An American soldier of fortune once active in attempts to overthrow Cuban Premier Fidel Castro refused to testify yesterday before a House Assassinations subcommittee about the slaying of President Kennedy.
The witness, Loran Eugene Hall, 47, of Los Angeles invoked the Fifth Amendment on the first question and told the subcommittee he had no intention of answering any inquiries members had in mind.
Hall told reporters later he was not going to make any statements to the committee because panel, investigatos had voiced suspicions that "I was somehow involved in the assassination" of Kennedy and then tricked him into a meeting last month where they served him with a surprise subpoena.
"I was willing to talk to them in Los Angeles" he said. "But they lied to me and they lied to Art Kevin (the radio newsman who arranged the meeting.)"
Hall, who demanded that yesterday's session be held in public, was asked only one question - whether he had been in Dallas, Tex., Nov. 22, 1963, the day President Kennedy was assassinated there - when his refusal to talk cut the hearing short.
Rep. Richardson Preyer (D-N.C.), chairman of the subcommittee investigating the Kennedy murder, ruled that any further questioning would be inappropriate "since the witness has invoked his rights under the Fifth Amendment."
The subcommittee then voted to keep Hall under subpoena and ordered him back to Washington for another hearing Sept. 14 - which committee aides said will be the first regular meeting for the panel after Congress returns from its summer recess.
Hall was orginally named in the Warren Commission's report on the Kennedy assassination as an anti-Castro activist who visited the Dallas apartment of Sylvai Odio in late September, 1963, with two men.
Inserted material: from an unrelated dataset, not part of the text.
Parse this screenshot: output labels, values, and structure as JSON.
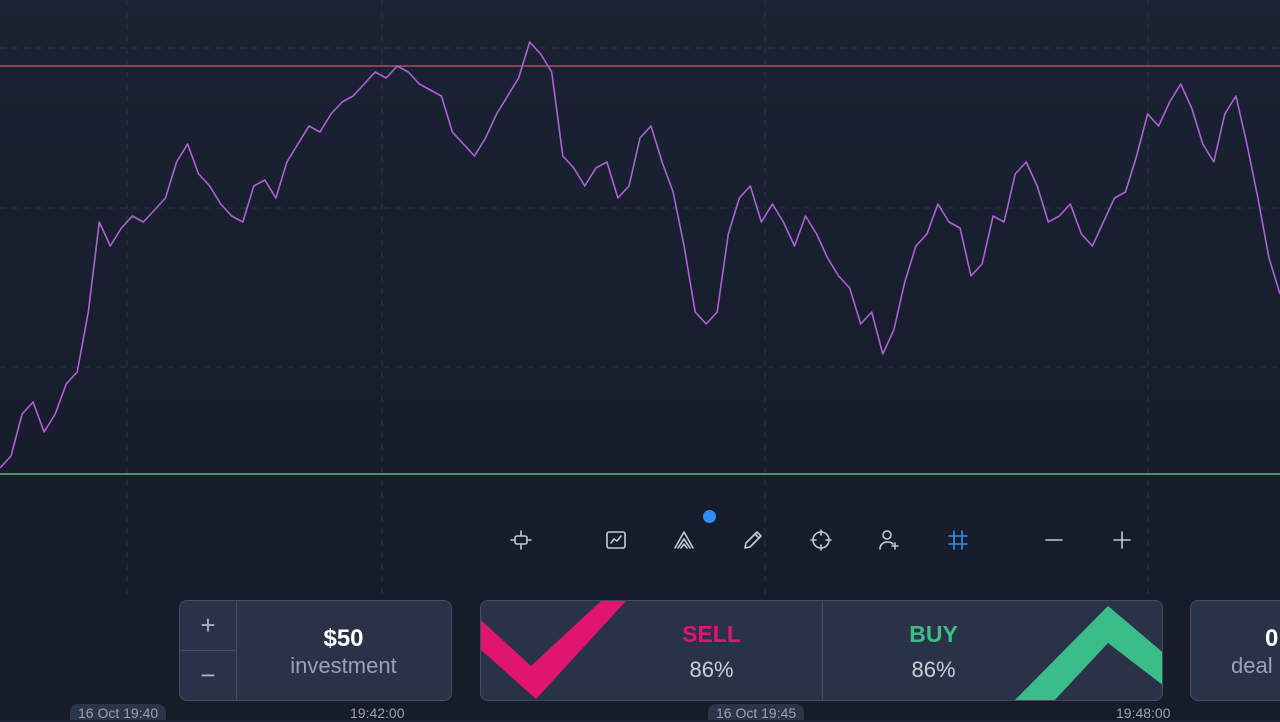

Odio told the commission that the visitors spoke to her of killing the President and that one of them, whom she later identified as Lee Harvey Oswald." [TEXT OMITTED FROM SOURCE] introduced to her as "Leon Oswald."
The FBI said Hall admitted in September, 1964, that he had visited Odio, but he later denied making such statements, and his two alleged companions denied any such meeting.
A dapper, mustachioed ex-mercenary who now works as a real estate dealer in Los Angeles, Hall has since told acquaintances that he occasionally stopped in Dallas in 1963 on various anti-Castro undertakings, but that he never took part in a conversation or meeting such as Odio described.
Hall is only the second witness to be summoned before the House Assassinations Committee in public session since it was set up nine months ago to re-investigate the murders of President Kennedy and the Rev. Martin Luther King Jr.
The first was Mafia leader Santo Trafficante Jr., once the kingpin of syndicate gambling in pre-Castro Cuba, who also invoked the Fifth Amendment. Trafficante and Hall were once confined together in Havana briefly in 1959 after Castro rose to power.
As to his professed whereabouts on the day President Kennedy was killed, Hall has made no secret of that over the years despite his refusal yesterday to tell the committee. He has said he was in his apartment in Monterey Park, Calif., "in my shorts, shaving," when the news blared forth on television.